Will you extract the entries word for word? Images should not appear in the copy.

Website and app data records:
################
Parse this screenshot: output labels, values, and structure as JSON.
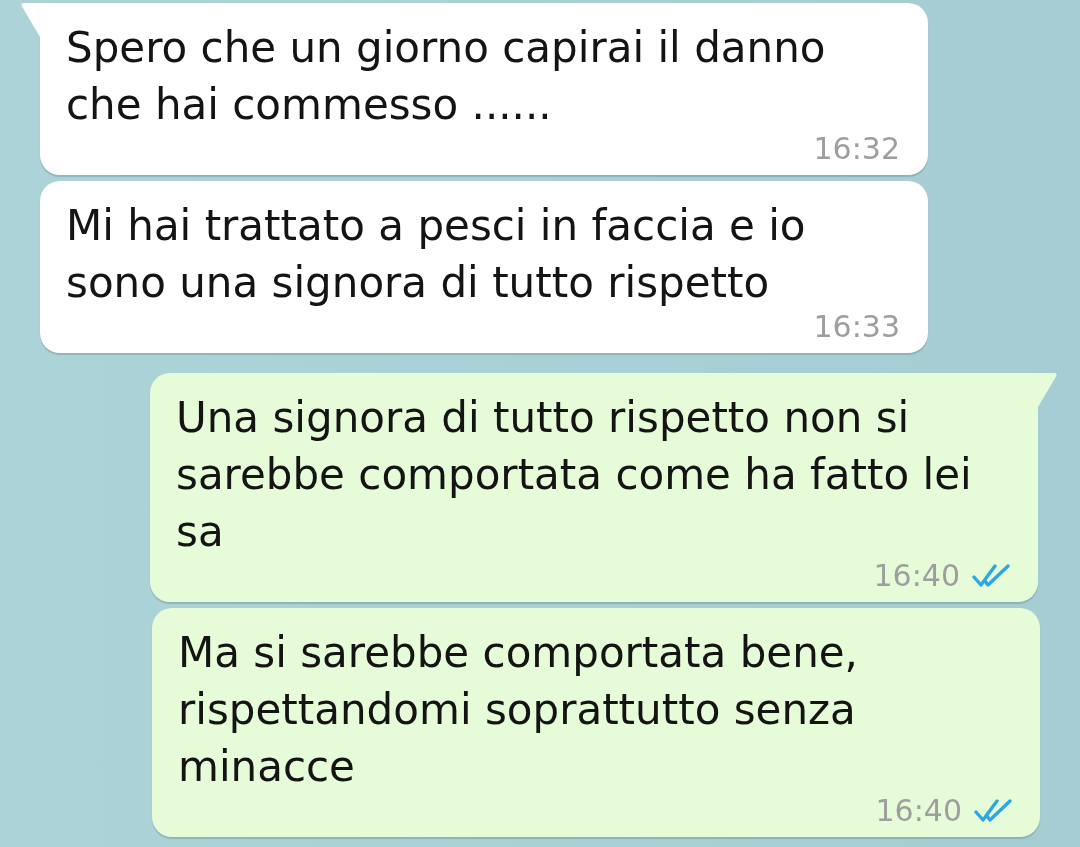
{
  "chat": {
    "messages": [
      {
        "kind": "incoming",
        "text": "Spero che un giorno capirai il danno che hai commesso ......",
        "time": "16:32"
      },
      {
        "kind": "incoming",
        "text": "Mi hai trattato a pesci in faccia e io sono una signora di tutto rispetto",
        "time": "16:33"
      },
      {
        "kind": "outgoing",
        "text": "Una signora di tutto rispetto non si sarebbe comportata come ha fatto lei sa",
        "time": "16:40",
        "read": true
      },
      {
        "kind": "outgoing",
        "text": "Ma si sarebbe comportata bene, rispettandomi soprattutto senza minacce",
        "time": "16:40",
        "read": true
      }
    ]
  }
}
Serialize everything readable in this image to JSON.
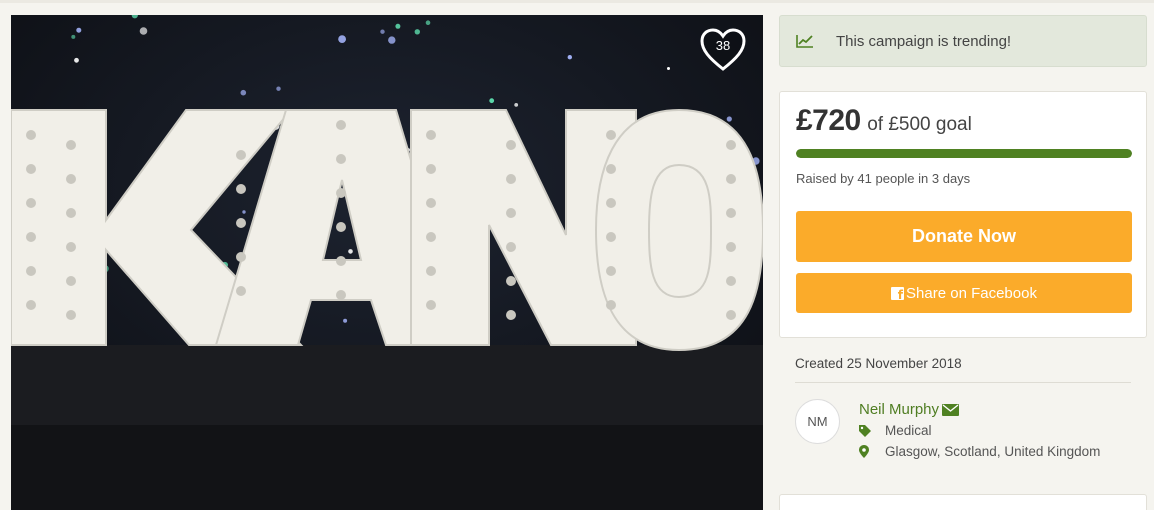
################
• **Solution for this problem**
Parse this screenshot: output labels, values, and structure as JSON.
{
  "chat": {
    "messages": [
      {
        "kind": "incoming",
        "text": "Spero che un giorno capirai il danno che hai commesso ......",
        "time": "16:32"
      },
      {
        "kind": "incoming",
        "text": "Mi hai trattato a pesci in faccia e io sono una signora di tutto rispetto",
        "time": "16:33"
      },
      {
        "kind": "outgoing",
        "text": "Una signora di tutto rispetto non si sarebbe comportata come ha fatto lei sa",
        "time": "16:40",
        "read": true
      },
      {
        "kind": "outgoing",
        "text": "Ma si sarebbe comportata bene, rispettandomi soprattutto senza minacce",
        "time": "16:40",
        "read": true
      }
    ]
  }
}
Serialize everything readable in this image to JSON.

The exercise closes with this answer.